These images were shot yesterday on 4×5 FP4+ film. Based on my rules, I can post analog images up to a week after being shot. The digital images, I post them the same day.
As I stated in yesterday’s post, it was a very warm February day. I carried my Sinar f, a 4×5 view camera, with its 150mm f/5.6 Sironar-N. Back in the day this camera was found more often in the studio than in the field. I made six exposures, however, I mis-loaded one of the holders and I wasn’t able to reinsert the dark slide after taking the shot.
I processed the film using Rodinal diluted 1:50. The grain seemed okay, but I don’t really have anything to compare it against. Given the small degree of “enlargement” (2400 dpi), the grain is hardly noticeable. I scanned the negatives using the Epson V700 and Epson’s software creating jpegs. I used “Professional” mode and left the settings as is. I did not use digital ice to remove dust and scratches. I made all of the adjustments and dusted and spotted in Adobe Lightroom.
I photographed this image from a steep embankment. The creek was running deep and fast from the snow melt. I was drawn to the S-curve and the roar of the water. The rocky creek bed creating white water and white noise.
This was an attempt at creating very narrow depth of field using a reverse of the Scheimpflug Principle. I was only partially successful as the background and the tops of the bulrushes in the foreground were sharper than I wanted. I’m not sure why the upper right corner is smeared, but it does give the photo a “turn of the century” look.
I’ve never shot with a view camera wide open as I used it most often to photograph small product and table top where f/16-f/64 and multiple pops of the flash were more the order of the day. I wanted to isolate the bulrushes in front of the flowing water.
The ice and snow capping the rocks was interesting to me. It was like the last of winter hanging on to an island of rock. I wanted to capture the rapidly melting bright white ice in contrast to the foundation of the rock and the flow of the water.
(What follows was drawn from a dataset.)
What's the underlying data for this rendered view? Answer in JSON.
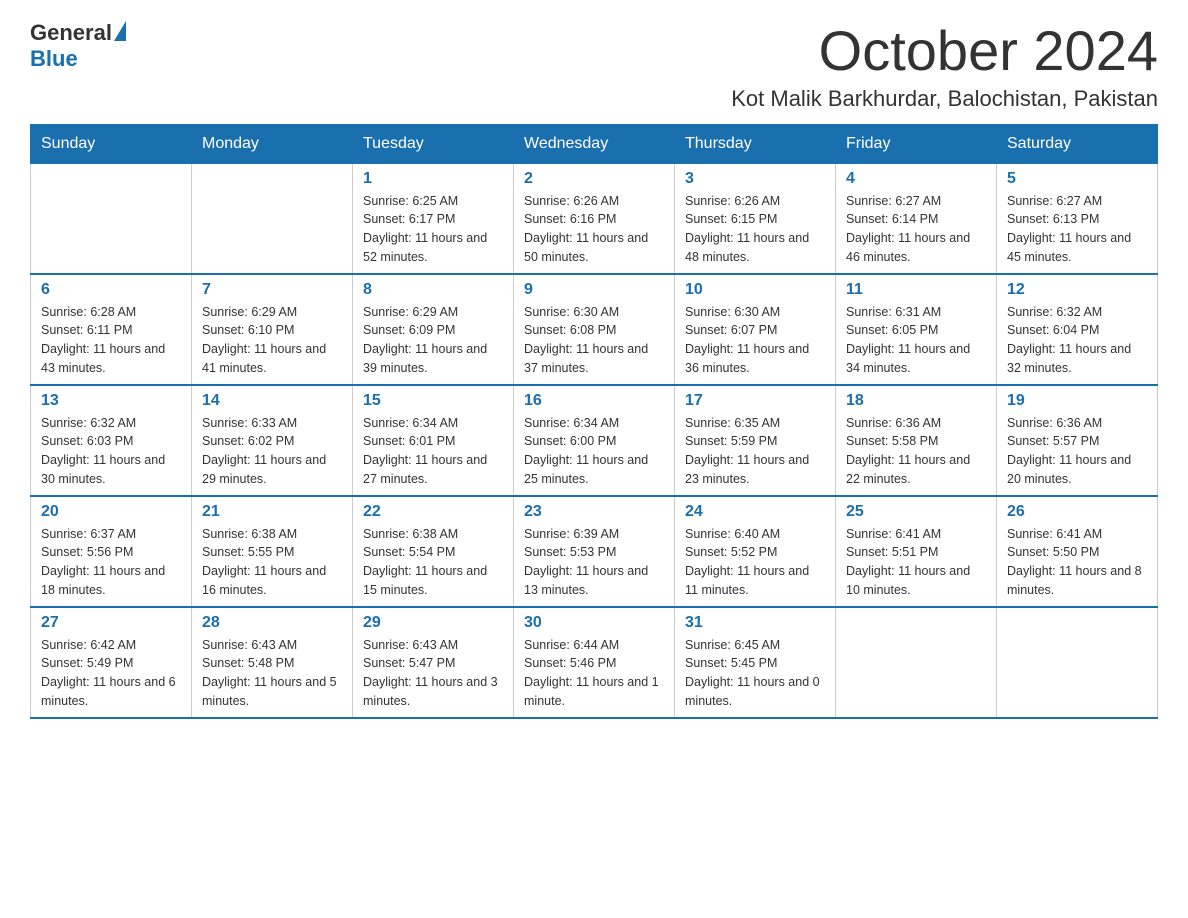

This last image is of my daughter. She is starting her first job at McDonalds and she was trying on her uniform. I shot her using only the north light from the window. I admit I didn’t do the most thorough job spotting and dusting.